-- Work item --
The records below are to be quoted in full; please keep every word exact.

-- Source material --
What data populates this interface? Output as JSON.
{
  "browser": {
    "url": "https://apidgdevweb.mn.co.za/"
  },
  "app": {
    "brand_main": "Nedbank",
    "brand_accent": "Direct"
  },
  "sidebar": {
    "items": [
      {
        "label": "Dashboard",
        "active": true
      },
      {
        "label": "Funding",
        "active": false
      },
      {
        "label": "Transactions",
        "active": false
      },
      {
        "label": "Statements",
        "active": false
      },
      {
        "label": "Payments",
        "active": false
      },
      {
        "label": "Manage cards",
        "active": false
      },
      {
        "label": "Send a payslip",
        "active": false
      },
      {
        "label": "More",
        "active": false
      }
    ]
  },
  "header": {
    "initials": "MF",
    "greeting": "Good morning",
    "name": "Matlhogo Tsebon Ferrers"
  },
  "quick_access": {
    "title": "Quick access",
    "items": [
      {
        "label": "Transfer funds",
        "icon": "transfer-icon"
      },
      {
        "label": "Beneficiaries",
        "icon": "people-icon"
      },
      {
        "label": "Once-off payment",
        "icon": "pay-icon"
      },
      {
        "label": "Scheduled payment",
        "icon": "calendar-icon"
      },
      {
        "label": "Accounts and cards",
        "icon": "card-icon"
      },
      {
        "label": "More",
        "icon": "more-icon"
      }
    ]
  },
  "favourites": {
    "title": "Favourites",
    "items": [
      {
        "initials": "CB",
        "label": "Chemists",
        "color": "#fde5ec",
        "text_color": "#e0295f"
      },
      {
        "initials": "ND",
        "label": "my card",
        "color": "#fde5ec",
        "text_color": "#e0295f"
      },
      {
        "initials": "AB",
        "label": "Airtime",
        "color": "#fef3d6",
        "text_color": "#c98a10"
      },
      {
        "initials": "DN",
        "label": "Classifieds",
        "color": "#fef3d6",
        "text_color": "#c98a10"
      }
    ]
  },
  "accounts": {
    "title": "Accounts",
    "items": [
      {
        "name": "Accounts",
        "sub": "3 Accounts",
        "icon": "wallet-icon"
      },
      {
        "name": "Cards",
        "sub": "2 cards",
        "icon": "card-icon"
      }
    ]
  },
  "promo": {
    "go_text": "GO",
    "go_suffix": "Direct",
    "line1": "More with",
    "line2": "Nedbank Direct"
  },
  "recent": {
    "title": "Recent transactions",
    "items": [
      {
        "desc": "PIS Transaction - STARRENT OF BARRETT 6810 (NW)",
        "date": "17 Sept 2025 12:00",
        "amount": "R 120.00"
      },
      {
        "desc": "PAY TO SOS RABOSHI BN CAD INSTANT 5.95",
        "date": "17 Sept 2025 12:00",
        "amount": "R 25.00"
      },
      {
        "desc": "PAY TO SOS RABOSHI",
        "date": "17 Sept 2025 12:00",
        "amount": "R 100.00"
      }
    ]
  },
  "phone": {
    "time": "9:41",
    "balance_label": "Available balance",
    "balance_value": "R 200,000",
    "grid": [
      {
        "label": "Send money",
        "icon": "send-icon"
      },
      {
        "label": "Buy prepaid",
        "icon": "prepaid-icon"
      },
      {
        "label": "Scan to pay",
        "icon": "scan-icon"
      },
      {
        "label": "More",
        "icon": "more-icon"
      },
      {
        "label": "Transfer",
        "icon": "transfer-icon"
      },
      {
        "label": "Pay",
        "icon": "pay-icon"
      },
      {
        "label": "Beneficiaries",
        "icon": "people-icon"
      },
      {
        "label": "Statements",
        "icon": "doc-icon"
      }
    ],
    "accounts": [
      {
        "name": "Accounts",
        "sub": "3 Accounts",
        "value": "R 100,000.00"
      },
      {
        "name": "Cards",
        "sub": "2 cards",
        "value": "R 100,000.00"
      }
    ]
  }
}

-- Solution to this task --
What data populates this interface? Output as JSON.
{
  "browser": {
    "url": "https://apidgdevweb.mn.co.za/"
  },
  "app": {
    "brand_main": "Nedbank",
    "brand_accent": "Direct"
  },
  "sidebar": {
    "items": [
      {
        "label": "Dashboard",
        "active": true
      },
      {
        "label": "Funding",
        "active": false
      },
      {
        "label": "Transactions",
        "active": false
      },
      {
        "label": "Statements",
        "active": false
      },
      {
        "label": "Payments",
        "active": false
      },
      {
        "label": "Manage cards",
        "active": false
      },
      {
        "label": "Send a payslip",
        "active": false
      },
      {
        "label": "More",
        "active": false
      }
    ]
  },
  "header": {
    "initials": "MF",
    "greeting": "Good morning",
    "name": "Matlhogo Tsebon Ferrers"
  },
  "quick_access": {
    "title": "Quick access",
    "items": [
      {
        "label": "Transfer funds",
        "icon": "transfer-icon"
      },
      {
        "label": "Beneficiaries",
        "icon": "people-icon"
      },
      {
        "label": "Once-off payment",
        "icon": "pay-icon"
      },
      {
        "label": "Scheduled payment",
        "icon": "calendar-icon"
      },
      {
        "label": "Accounts and cards",
        "icon": "card-icon"
      },
      {
        "label": "More",
        "icon": "more-icon"
      }
    ]
  },
  "favourites": {
    "title": "Favourites",
    "items": [
      {
        "initials": "CB",
        "label": "Chemists",
        "color": "#fde5ec",
        "text_color": "#e0295f"
      },
      {
        "initials": "ND",
        "label": "my card",
        "color": "#fde5ec",
        "text_color": "#e0295f"
      },
      {
        "initials": "AB",
        "label": "Airtime",
        "color": "#fef3d6",
        "text_color": "#c98a10"
      },
      {
        "initials": "DN",
        "label": "Classifieds",
        "color": "#fef3d6",
        "text_color": "#c98a10"
      }
    ]
  },
  "accounts": {
    "title": "Accounts",
    "items": [
      {
        "name": "Accounts",
        "sub": "3 Accounts",
        "icon": "wallet-icon"
      },
      {
        "name": "Cards",
        "sub": "2 cards",
        "icon": "card-icon"
      }
    ]
  },
  "promo": {
    "go_text": "GO",
    "go_suffix": "Direct",
    "line1": "More with",
    "line2": "Nedbank Direct"
  },
  "recent": {
    "title": "Recent transactions",
    "items": [
      {
        "desc": "PIS Transaction - STARRENT OF BARRETT 6810 (NW)",
        "date": "17 Sept 2025 12:00",
        "amount": "R 120.00"
      },
      {
        "desc": "PAY TO SOS RABOSHI BN CAD INSTANT 5.95",
        "date": "17 Sept 2025 12:00",
        "amount": "R 25.00"
      },
      {
        "desc": "PAY TO SOS RABOSHI",
        "date": "17 Sept 2025 12:00",
        "amount": "R 100.00"
      }
    ]
  },
  "phone": {
    "time": "9:41",
    "balance_label": "Available balance",
    "balance_value": "R 200,000",
    "grid": [
      {
        "label": "Send money",
        "icon": "send-icon"
      },
      {
        "label": "Buy prepaid",
        "icon": "prepaid-icon"
      },
      {
        "label": "Scan to pay",
        "icon": "scan-icon"
      },
      {
        "label": "More",
        "icon": "more-icon"
      },
      {
        "label": "Transfer",
        "icon": "transfer-icon"
      },
      {
        "label": "Pay",
        "icon": "pay-icon"
      },
      {
        "label": "Beneficiaries",
        "icon": "people-icon"
      },
      {
        "label": "Statements",
        "icon": "doc-icon"
      }
    ],
    "accounts": [
      {
        "name": "Accounts",
        "sub": "3 Accounts",
        "value": "R 100,000.00"
      },
      {
        "name": "Cards",
        "sub": "2 cards",
        "value": "R 100,000.00"
      }
    ]
  }
}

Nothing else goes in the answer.